Small Businesses don’t always have the computing or financial resources--or the need--to purchase a server. Lots of small companies will have a few workstations connected together through a wired or wireless Local Area Network (LAN), but when your business gets to a point where it needs more effective means of collaboration, running that LAN through a server can produce quite a few benefits. Today, we will look at why a server-based LAN is an improvement and what your company’s server options are.
Let’s say you are a small business that is in the market for its first server. Up until now your LAN was just made up of what we in the IT services industry call workstations. No matter how powerful a PC is on a LAN, if it’s set up as an end-point, it’s a workstation. A server, on the other hand, is in the center of the LAN. Each workstation can access the server to get the resources on the server, whether they be communications, data storage, or access to applications. This allows for better collaboration, more efficient computing, and the improved ability to secure digital resources.
What’s more, a server can be set up to allow for remote access, meaning that your employees will have the ability to have their work with them anywhere they are. You may be surprised just how much value this feature can have for your business. If everyone on your staff produces five percent more, that’s more available capital to invest in your business. In fact, if you don’t currently have a server, deploying one just for file sharing will provide a rapid and substantial ROI.
There are several server options that come with varying degrees of capital outlay. Firstly, you will need to establish what exactly you need the server for. Are you implementing a company-wide email system? Do you need central file sharing and storage? Would you like to implement a Customer Relationship Management (CRM)? Whatever purpose you plan on rolling out a server for you need to understand that buying, setting up, running, and managing a server at your business comes with additional costs. In fact, you won’t find an inexpensive part of running your own server, but with the prolonged boost in productivity it should pay for itself pretty rapidly.
An option that businesses have if they are unsure that their major capital outlay will produce enough profitability is to deploy a cloud server. Solutions from Amazon Web Services, Microsoft Azure, and Rackspace all are decent and reliable options if you were to go this route. The benefit of hosting a server in the cloud is that you don’t have to make huge capital investments on hardware, management, utilities and security. These are provided as a part of a service. These companies offer virtual servers that provide generally the same purpose, but billed per month. Essentially, this method transfers the capital costs associated with buying and running a server into operational costs.
Cloud-hosted servers are more reliable than ever, but they don’t give your business the end-to-end control over data and resources that hosting your own servers can. Moreover, if for some reason your business was to lose connection to the Internet, you wouldn’t have access. This downtime can cripple even a rapidly-growing business’ progress. Not to mention the reliance you then have on your level of bandwidth, another cost consideration that may make hosting your own server a little more attractive.
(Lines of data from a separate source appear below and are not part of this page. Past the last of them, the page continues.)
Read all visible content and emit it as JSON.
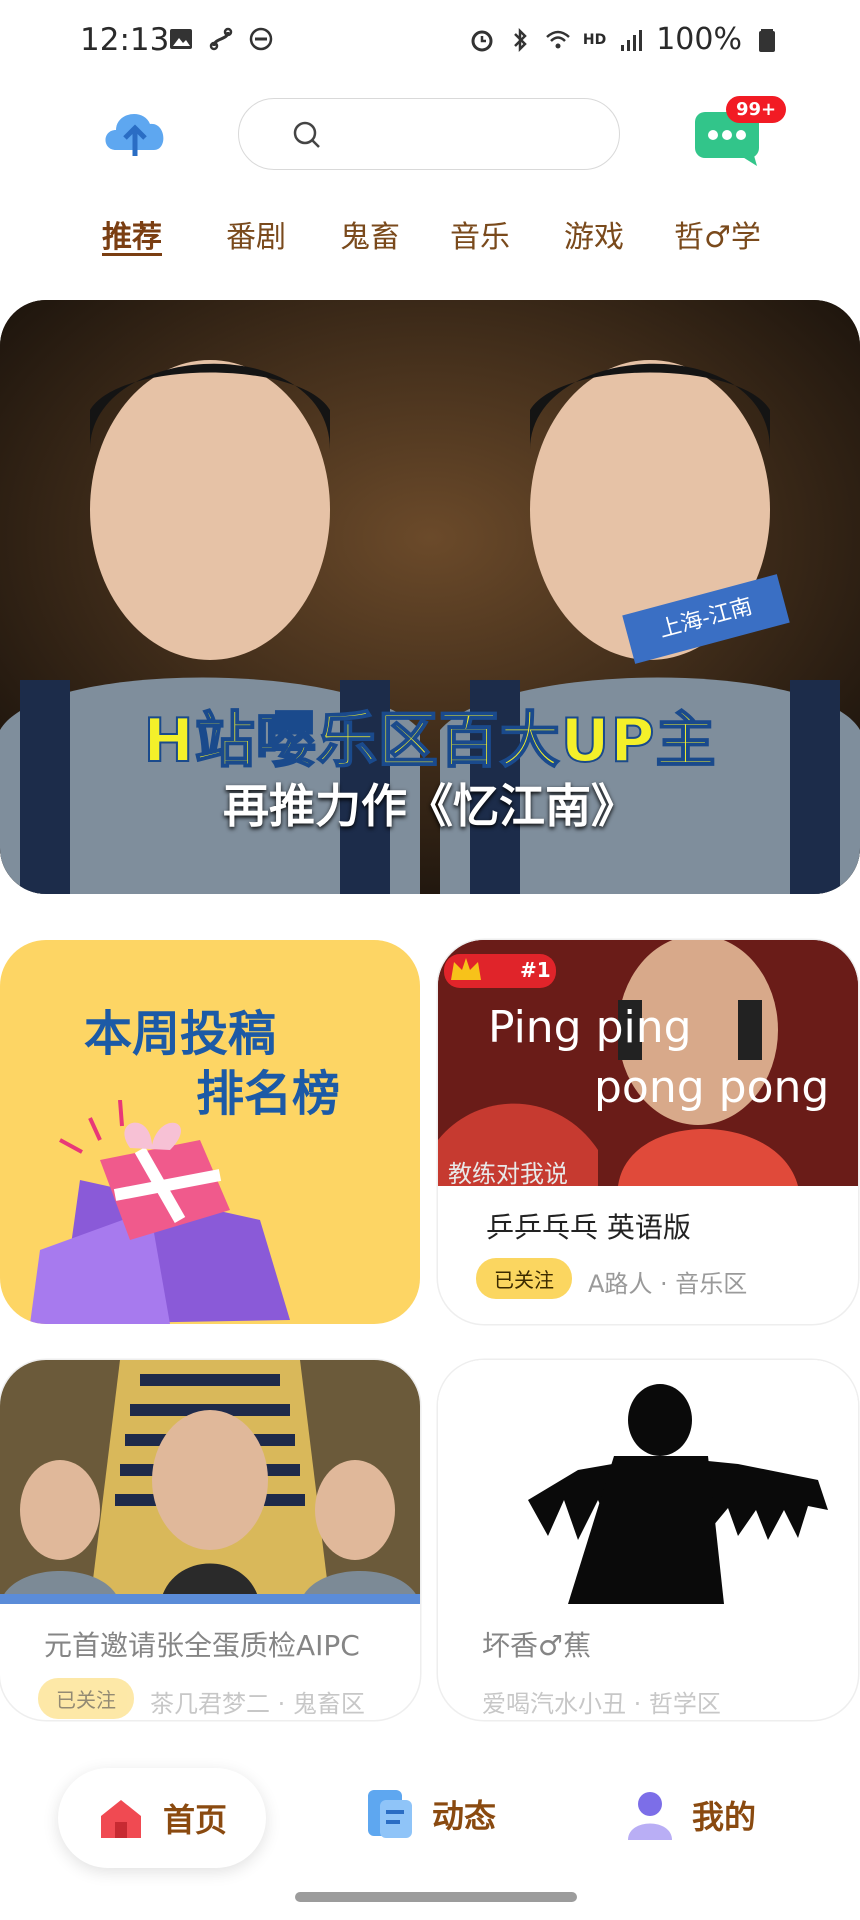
{
  "status_bar": {
    "time": "12:13",
    "network": "HD",
    "battery": "100%"
  },
  "top_bar": {
    "message_badge": "99+"
  },
  "tabs": [
    "推荐",
    "番剧",
    "鬼畜",
    "音乐",
    "游戏",
    "哲♂学"
  ],
  "hero": {
    "line1": "H站嘤乐区百大UP主",
    "line2": "再推力作《忆江南》",
    "tag": "上海-江南"
  },
  "rank_card": {
    "line1": "本周投稿",
    "line2": "排名榜"
  },
  "videos": [
    {
      "thumb_overlay_line1": "Ping ping",
      "thumb_overlay_line2": "pong pong",
      "thumb_caption": "教练对我说",
      "rank": "#1",
      "title": "乒乒乓乓 英语版",
      "follow": "已关注",
      "meta": "A路人 · 音乐区"
    },
    {
      "title": "元首邀请张全蛋质检AIPC",
      "follow": "已关注",
      "meta": "茶几君梦二 · 鬼畜区"
    },
    {
      "title": "坏香♂蕉",
      "meta": "爱喝汽水小丑 · 哲学区"
    }
  ],
  "bottom_nav": [
    {
      "label": "首页"
    },
    {
      "label": "动态"
    },
    {
      "label": "我的"
    }
  ],
  "colors": {
    "accent_brown": "#8a4a10",
    "rank_card_bg": "#fdd564",
    "follow_badge": "#fbd660",
    "badge_red": "#f21b24"
  }
}
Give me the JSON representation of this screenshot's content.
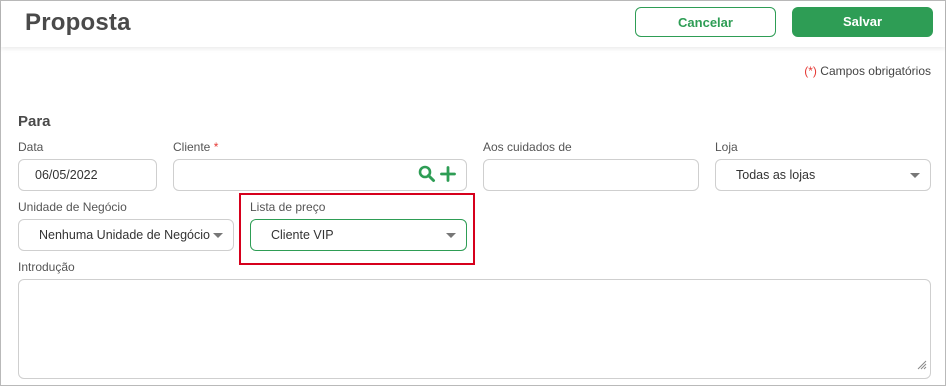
{
  "header": {
    "title": "Proposta",
    "cancel_label": "Cancelar",
    "save_label": "Salvar"
  },
  "required_note": {
    "mark": "(*)",
    "text": " Campos obrigatórios"
  },
  "section_title": "Para",
  "form": {
    "data": {
      "label": "Data",
      "value": "06/05/2022"
    },
    "cliente": {
      "label": "Cliente",
      "required_mark": "*",
      "value": "",
      "icons": [
        "search-icon",
        "add-icon"
      ]
    },
    "aos_cuidados": {
      "label": "Aos cuidados de",
      "value": ""
    },
    "loja": {
      "label": "Loja",
      "value": "Todas as lojas"
    },
    "unidade": {
      "label": "Unidade de Negócio",
      "value": "Nenhuma Unidade de Negócio"
    },
    "lista_preco": {
      "label": "Lista de preço",
      "value": "Cliente VIP"
    },
    "introducao": {
      "label": "Introdução",
      "value": ""
    }
  },
  "colors": {
    "accent": "#2e9d55",
    "required": "#e53935",
    "highlight": "#d6001c"
  }
}
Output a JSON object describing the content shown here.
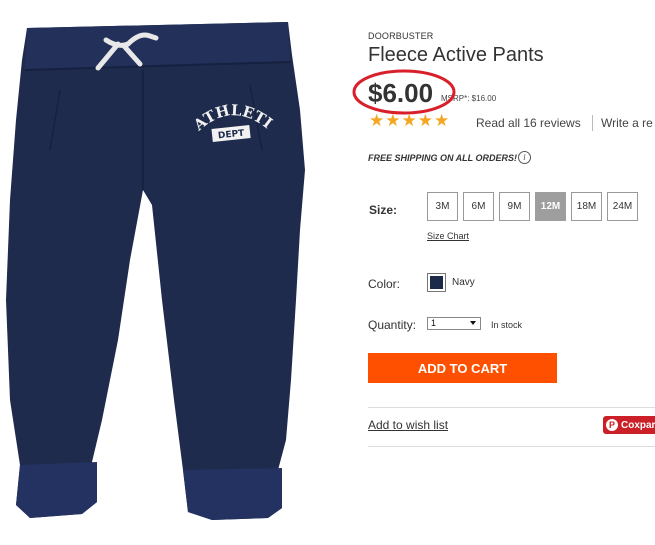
{
  "product": {
    "eyebrow": "DOORBUSTER",
    "title": "Fleece Active Pants",
    "price": "$6.00",
    "msrp": "MSRP*: $16.00",
    "rating_stars": 5,
    "reviews_link": "Read all 16 reviews",
    "write_review": "Write a re",
    "shipping": "FREE SHIPPING ON ALL ORDERS!",
    "image_text": {
      "line1": "ATHLETIC",
      "line2": "DEPT"
    }
  },
  "size": {
    "label": "Size:",
    "options": [
      "3M",
      "6M",
      "9M",
      "12M",
      "18M",
      "24M"
    ],
    "selected": "12M",
    "chart_link": "Size Chart"
  },
  "color": {
    "label": "Color:",
    "name": "Navy",
    "swatch": "#1c2b4a"
  },
  "quantity": {
    "label": "Quantity:",
    "value": "1",
    "stock": "In stock"
  },
  "actions": {
    "add_to_cart": "ADD TO CART",
    "wishlist": "Add to wish list",
    "pin": "Coxpar"
  },
  "colors": {
    "accent": "#ff5000",
    "star": "#f5a623",
    "highlight_circle": "#d9202a",
    "pinterest": "#cb2027"
  }
}
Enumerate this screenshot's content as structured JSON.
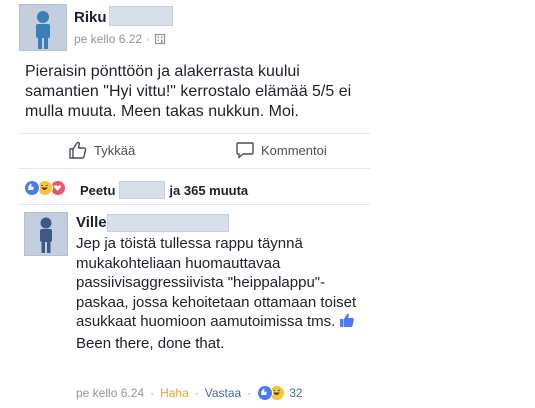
{
  "post": {
    "author": "Riku",
    "time": "pe kello 6.22",
    "separator": "·",
    "text": "Pieraisin pönttöön ja alakerrasta kuului samantien \"Hyi vittu!\" kerrostalo elämää 5/5 ei mulla muuta. Meen takas nukkun. Moi.",
    "privacy_icon": "building-icon"
  },
  "actions": {
    "like_label": "Tykkää",
    "comment_label": "Kommentoi"
  },
  "reactions": {
    "first_name": "Peetu",
    "others": "ja 365 muuta",
    "types": [
      "like",
      "haha",
      "love"
    ],
    "colors": {
      "like": "#4a7bf0",
      "haha": "#f7c43d",
      "love": "#f25268"
    }
  },
  "comment": {
    "author": "Ville",
    "text_before": "Jep ja töistä tullessa rappu täynnä mukakohteliaan huomauttavaa passiivisaggressiivista \"heippalappu\"-paskaa, jossa kehoitetaan ottamaan toiset asukkaat huomioon aamutoimissa tms.",
    "text_after": " Been there, done that.",
    "inline_icon": "thumbs-up-icon",
    "time": "pe kello 6.24",
    "dot1": "·",
    "reaction_label": "Haha",
    "dot2": "·",
    "reply_label": "Vastaa",
    "dot3": "·",
    "reaction_count": "32",
    "reaction_types": [
      "like",
      "haha"
    ]
  }
}
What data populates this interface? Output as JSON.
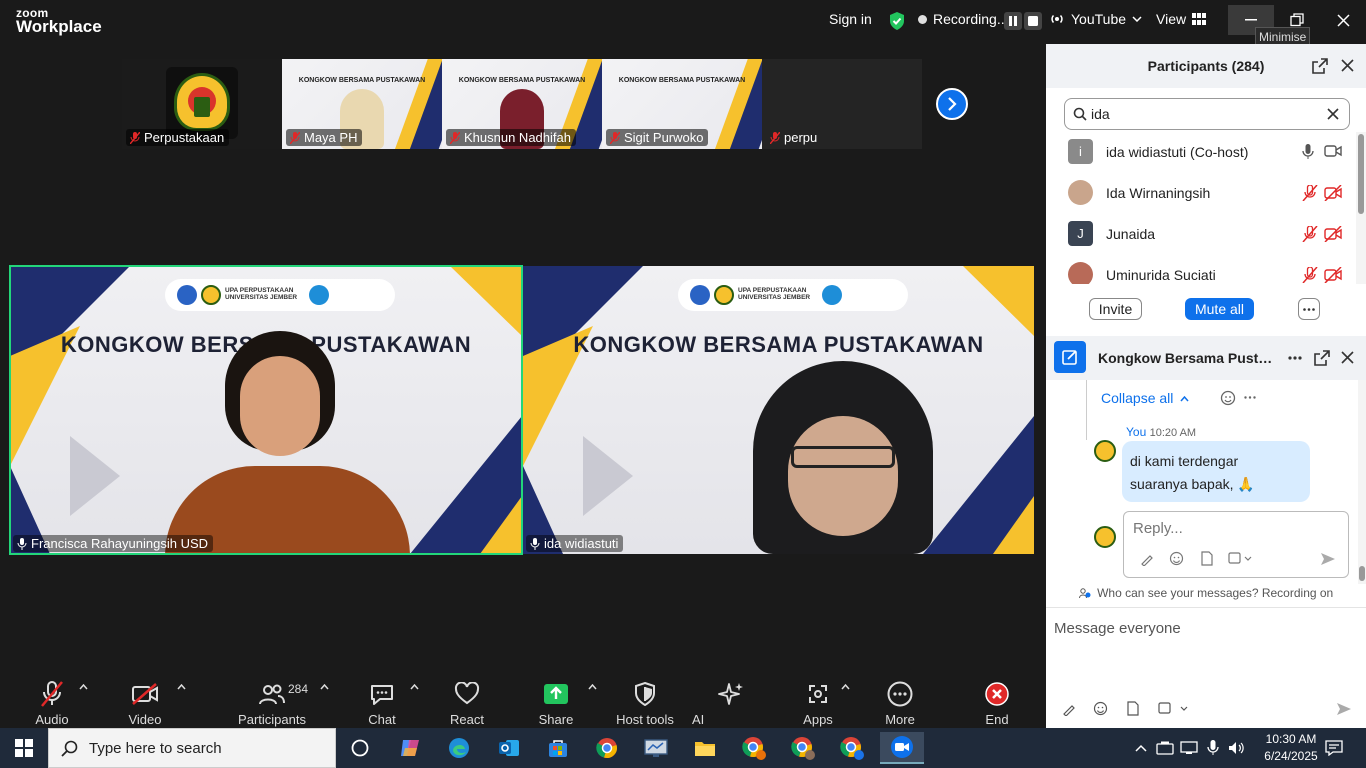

Regardless of how you decide to roll out your company’s first server, it is an exciting time for your business. Call the Hawaii Tech Support IT professionals if you have any questions regarding your organization’s information systems or IT management. You can reach us at (808) 535-9700.